I don’t think so. When I was recovering from a calf injury I was running laps of the garden to gradually get back into running. The dogs were exhausted after two laps and so I don’t think they’d cope!
It’s funny but, for me, work and family are very different. The dogs are part of something private - village and family life. They don’t need to be adventurous they just need to be big, soppy, lovable dogs.
Got it. In that case, not thinking of your own dogs, which breed of dog do you think would make the best adventurer?

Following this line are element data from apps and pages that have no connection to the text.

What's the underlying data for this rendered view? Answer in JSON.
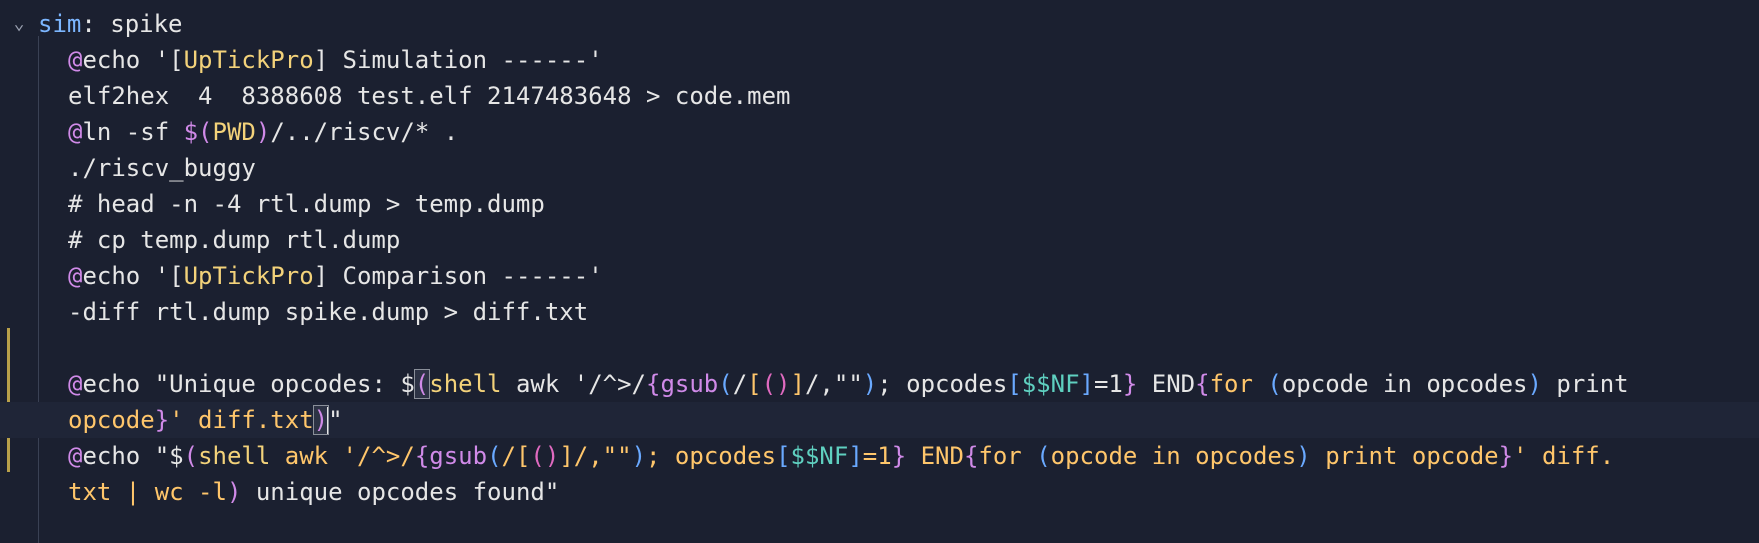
{
  "editor": {
    "fold_icon": "chevron-down-icon",
    "lines": [
      {
        "text": "sim: spike"
      },
      {
        "text": "@echo '[UpTickPro] Simulation ------'"
      },
      {
        "text": "elf2hex  4  8388608 test.elf 2147483648 > code.mem"
      },
      {
        "text": "@ln -sf $(PWD)/../riscv/* ."
      },
      {
        "text": "./riscv_buggy"
      },
      {
        "text": "# head -n -4 rtl.dump > temp.dump"
      },
      {
        "text": "# cp temp.dump rtl.dump"
      },
      {
        "text": "@echo '[UpTickPro] Comparison ------'"
      },
      {
        "text": "-diff rtl.dump spike.dump > diff.txt"
      },
      {
        "text": ""
      },
      {
        "text": "@echo \"Unique opcodes: $(shell awk '/^>/{gsub(/[()]/,\"\"); opcodes[$$NF]=1} END{for (opcode in opcodes) print"
      },
      {
        "text": "opcode}' diff.txt)\""
      },
      {
        "text": "@echo \"$(shell awk '/^>/{gsub(/[()]/,\"\"); opcodes[$$NF]=1} END{for (opcode in opcodes) print opcode}' diff."
      },
      {
        "text": "txt | wc -l) unique opcodes found\""
      }
    ],
    "tokens": {
      "l0_target": "sim",
      "l0_rest": ": spike",
      "l1_at": "@",
      "l1_cmd": "echo",
      "l1_s1": " '[",
      "l1_name": "UpTickPro",
      "l1_s2": "] Simulation ------'",
      "l2": "elf2hex  4  8388608 test.elf 2147483648 > code.mem",
      "l3_at": "@",
      "l3_a": "ln -sf ",
      "l3_d": "$(",
      "l3_var": "PWD",
      "l3_p": ")",
      "l3_b": "/../riscv/* .",
      "l4": "./riscv_buggy",
      "l5": "# head -n -4 rtl.dump > temp.dump",
      "l6": "# cp temp.dump rtl.dump",
      "l7_at": "@",
      "l7_cmd": "echo",
      "l7_s1": " '[",
      "l7_name": "UpTickPro",
      "l7_s2": "] Comparison ------'",
      "l8": "-diff rtl.dump spike.dump > diff.txt",
      "l10_at": "@",
      "l10_cmd": "echo",
      "l10_s1": " \"Unique opcodes: $",
      "l10_po": "(",
      "l10_shell": "shell",
      "l10_s2": " awk '/^>/",
      "l10_b1": "{",
      "l10_gsub": "gsub",
      "l10_p1": "(",
      "l10_s3": "/",
      "l10_br1": "[",
      "l10_p2": "()",
      "l10_br2": "]",
      "l10_s4": "/,\"\"",
      "l10_p3": ")",
      "l10_s5": "; opcodes",
      "l10_br3": "[",
      "l10_nf": "$$NF",
      "l10_br4": "]",
      "l10_s6": "=1",
      "l10_b2": "}",
      "l10_s7": " END",
      "l10_b3": "{",
      "l10_for": "for",
      "l10_s8": " ",
      "l10_p4": "(",
      "l10_s9": "opcode in opcodes",
      "l10_p5": ")",
      "l10_s10": " print",
      "l11_a": "opcode",
      "l11_b": "}",
      "l11_c": "' diff.txt",
      "l11_p": ")",
      "l11_q": "\"",
      "l12_at": "@",
      "l12_cmd": "echo",
      "l12_s1": " \"$",
      "l12_po": "(",
      "l12_shell": "shell",
      "l12_s2": " awk '/^>/",
      "l12_b1": "{",
      "l12_gsub": "gsub",
      "l12_p1": "(",
      "l12_s3": "/",
      "l12_br1": "[",
      "l12_p2": "()",
      "l12_br2": "]",
      "l12_s4": "/,\"\"",
      "l12_p3": ")",
      "l12_s5": "; opcodes",
      "l12_br3": "[",
      "l12_nf": "$$NF",
      "l12_br4": "]",
      "l12_s6": "=1",
      "l12_b2": "}",
      "l12_s7": " END",
      "l12_b3": "{",
      "l12_for": "for",
      "l12_s8": " ",
      "l12_p4": "(",
      "l12_s9": "opcode in opcodes",
      "l12_p5": ")",
      "l12_s10": " print opcode",
      "l12_b4": "}",
      "l12_s11": "' diff.",
      "l13_a": "txt | wc -l",
      "l13_p": ")",
      "l13_b": " unique opcodes found\""
    }
  }
}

Something that can keep up! There were some incredible dogs on my last trip to the Golden Triangle in northern Thailand that the locals used to hunt with. They looked like Tasmanian tigers in their markings and they were fit, lean and would not get tired all day. I’m sure they were mongrels and would never win Crufts - but they were hard as nails.
What's your fondest family memory that involves Winston or Maggie?
We take them to obedience classes now - as such massive dogs do need training.
At Christmas, there was a competition to see who could leave their dog, walk the furthest, and then return to it. As the distances increased, all the other dogs eventually broke and ran after their owners. Winston just sat there on the wet tarmac and waited. I won a bottle of wine as a result and didn’t feel like telling the trainer that he wasn’t being obedient - he’s just not that interested in following me!
What do you think the dog's biggest strength is compared to humans?
Pack animals are great as they support and protect each other. The two dogs are so loyal to us and to each other and I think that’s what attracts many people to them. Thought complicates matters - and my dogs certainly don’t do a lot of thinking!
Finish the following sentence, my dogs are…massive.
And one final question, if you could ask Winston and Maggie one question and one question only, what would you ask them and what do you think they'd say?
Question: Do you think you could kindly stop eating the handles of the drawers on the dresser in the kitchen. Answer: Why?.
Many thanks, Ed!